As part of a three-tiered plan Tumulty brought with her to the city clerk’s office, she converted city council minutes, agenda and audio to digital files, lessening the burden of paper within the office. Now, there are city council records in a digital format available all the way back to 1994.
Tumulty is quick to point to a tall stack of documents piled high on any given day at her office at the Municipal Building as a true sign that changes still need to be made to bring the office of the city clerk into the 21st century, which is where the third phase of her plan comes in.
Documents are what keeps the office of city clerk moving, and the process is still very paper-driven. Ordinances and complaints are filed, sent to her for review and eventually make the trip to the mayor’s office. As part of the third phase of her plan, Tumulty wants to convert original city ordinances, complaints and most documents sent to the city clerk’s office into an online format that can be easily accessible through an electronic software program from any citywide office. Tumulty is authorized to handle municipal court clerical work, and with the new system in place, could keep attorneys, clients, municipal court officials and the police department up to speed with a click of a button, instead of having to duplicate paper copies and travel between city offices.
She says she has the support of the Springfield Police Department, the city treasurer, and several aldermen to put forth the $150,000 “workflow” program that she believes will save the city time and money in the long run, by eliminating an excess of paper documents and increasing communication time with city departments such as the mayor’s office.
Tumulty plans to pay for the software through existing revenue and by redirecting her city-issued vehicle allowance of $3,300 to pay into the project. Tumulty says she, along with other city employees, has received a vehicle allowance each year since 2003, when she took office as city clerk. Opponent Andy Griswold sees the allowance as waste.
Tumulty sees the project as an investment in communication across city departments.
“It is my hope that the entire city of Springfield and all departments will make use of this technology,” she says. “We have really accomplished the majority of the goals set out in that initial plan.” Now the next step is making communication easier and files more accessible.

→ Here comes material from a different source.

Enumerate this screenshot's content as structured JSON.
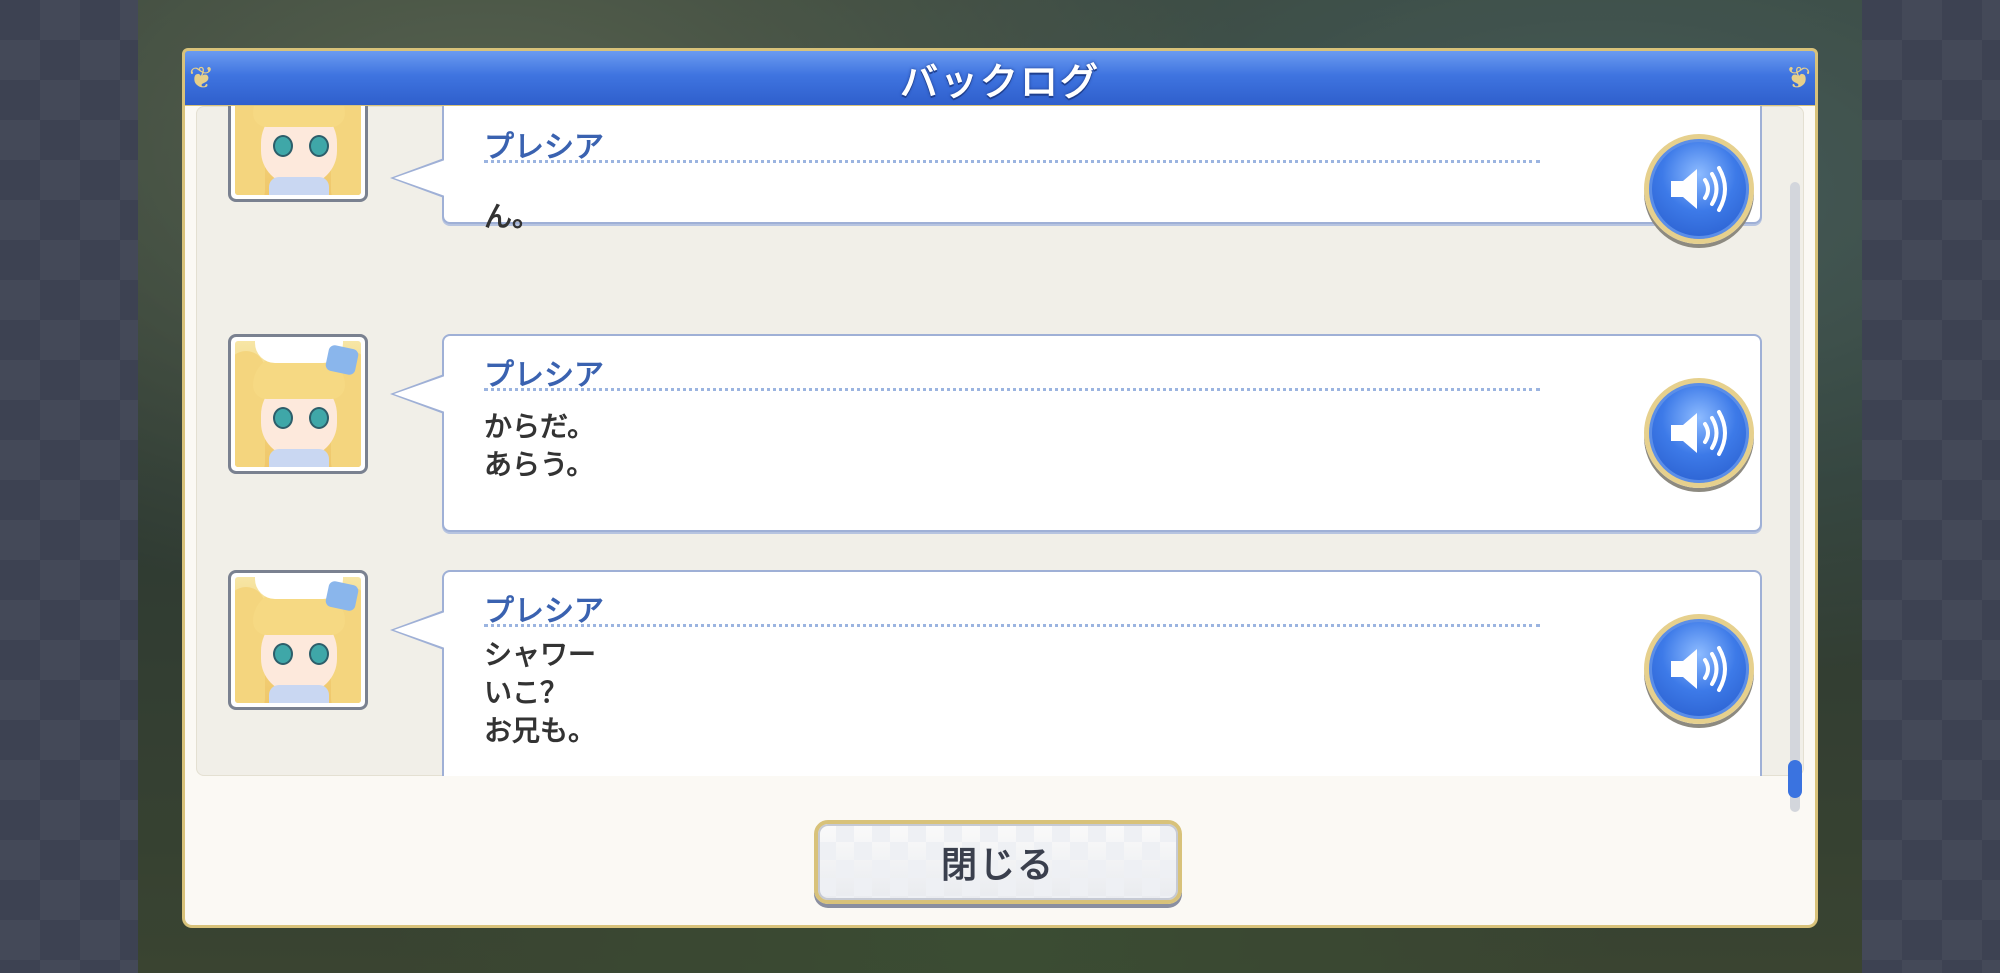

Mary Haynes, city clerk of Peoria since 1985, and a friend of Tumulty, says she has always found Springfield’s city clerk’s office to be well-managed. That’s due in part to Tumulty’s attention to detail as well as technological improvements.
“Cecilia’s standards are high and she has been a valued friend through the years,” Haynes says. “She runs a good operation. If you have a good thing going, why change it?”
Griswold hopes to answer that question, as he makes his first run for political office April 5.
A self-described traditional conservative, Griswold will host a fundraiser for Republican candidates at 5 p.m. Friday, March 12 in Erin’s Pavilion at Southwind Park. Griswold says he has volunteered with various Republican campaigns but the office of city clerk caught his attention last year as an opportunity to get his foot in the door of city politics.
The 37-year-old sales consultant says he is frustrated with “perks” within the city clerk’s office like pay raises and a vehicle allowance of $3,300, things that he says are unnecessary.
Tumulty acknowledges she has taken a pay raise of 3 percent each year in office, as have other city officers like the treasurer and the mayor.
Contact Holly Dillemuth at firstname.lastname@example.org.